## Problem description
Among the records below, how many lines contain the word "Intel"? The answer is a single number.

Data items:
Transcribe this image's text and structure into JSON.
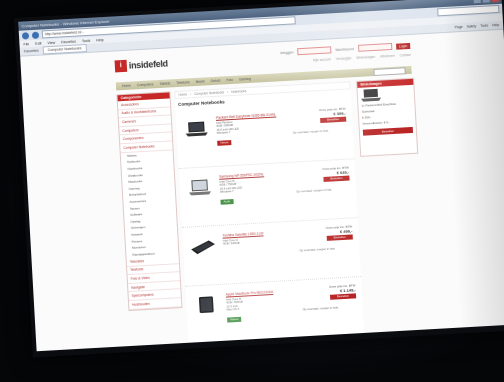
{
  "browser": {
    "title": "Computer Notebooks - Windows Internet Explorer",
    "url": "http://www.insidefeld.nl/...",
    "menu": [
      "File",
      "Edit",
      "View",
      "Favorites",
      "Tools",
      "Help"
    ],
    "favorites_label": "Favorites",
    "tab_label": "Computer Notebooks",
    "commands": [
      "Page",
      "Safety",
      "Tools",
      "Help"
    ]
  },
  "site": {
    "logo_text": "insidefeld",
    "top_links": [
      "Inloggen",
      "Wachtwoord"
    ],
    "login_button": "Login",
    "sub_links": [
      "Mijn account",
      "Verlanglijst",
      "Winkelwagen",
      "Afrekenen",
      "Contact"
    ],
    "nav": [
      "Home",
      "Computers",
      "Tablets",
      "Telefonie",
      "Beeld",
      "Geluid",
      "Foto",
      "Gaming"
    ]
  },
  "sidebar": {
    "header": "Categorieën",
    "items": [
      "Accessoires",
      "Audio & Hoofdtelefoons",
      "Camera's",
      "Computers",
      "Componenten",
      "Computer Notebooks"
    ],
    "sub_items": [
      "Tablets",
      "Netbooks",
      "Notebooks",
      "Ultrabooks",
      "Macbooks",
      "Gaming",
      "Refurbished",
      "Accessoires",
      "Tassen",
      "Software",
      "Opslag",
      "Geheugen",
      "Netwerk",
      "Printers",
      "Monitoren",
      "Randapparatuur"
    ],
    "more_items": [
      "Televisies",
      "Telefonie",
      "Foto & Video",
      "Navigatie",
      "Spelcomputers",
      "Huishouden"
    ]
  },
  "main": {
    "breadcrumb": [
      "Home",
      "Computer Notebooks",
      "Notebooks"
    ],
    "title": "Computer Notebooks",
    "products": [
      {
        "name": "Packard Bell EasyNote NJ65-BB-014NL",
        "specs": [
          "Intel Pentium",
          "4GB / 500GB",
          "15.6 inch HD LED",
          "Windows 7"
        ],
        "tag": "Nieuw",
        "tag_color": "red",
        "price_label": "Onze prijs inc. BTW",
        "price": "€ 399,-",
        "buy": "Bestellen",
        "stock": "Op voorraad, morgen in huis",
        "image": "laptop-icon"
      },
      {
        "name": "Samsung NP-550P5C-S02NL",
        "specs": [
          "Intel Core i5",
          "6GB / 750GB",
          "15.6 inch HD LED",
          "Windows 7"
        ],
        "tag": "Actie",
        "tag_color": "green",
        "price_label": "Onze prijs inc. BTW",
        "price": "€ 649,-",
        "buy": "Bestellen",
        "stock": "Op voorraad, morgen in huis",
        "image": "laptop-icon"
      },
      {
        "name": "Toshiba Satellite L850-1LW",
        "specs": [
          "Intel Core i3",
          "4GB / 640GB"
        ],
        "tag": "",
        "tag_color": "red",
        "price_label": "Onze prijs inc. BTW",
        "price": "€ 499,-",
        "buy": "Bestellen",
        "stock": "Op voorraad, morgen in huis",
        "image": "tablet-icon"
      },
      {
        "name": "Apple MacBook Pro MD101N/A",
        "specs": [
          "Intel Core i5",
          "4GB / 500GB",
          "13.3 inch",
          "Mac OS X"
        ],
        "tag": "Nieuw",
        "tag_color": "green",
        "price_label": "Onze prijs inc. BTW",
        "price": "€ 1.149,-",
        "buy": "Bestellen",
        "stock": "Op voorraad, morgen in huis",
        "image": "tablet-icon"
      }
    ]
  },
  "cart": {
    "header": "Winkelwagen",
    "lines": [
      "1x Packard Bell EasyNote",
      "Subtotaal",
      "€ 399,-",
      "Verzendkosten: € 0,-"
    ],
    "checkout": "Bestellen"
  },
  "colors": {
    "brand": "#c62828",
    "nav": "#c4c29e",
    "page_bg": "#fbfbfb"
  }
}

## Answer space
4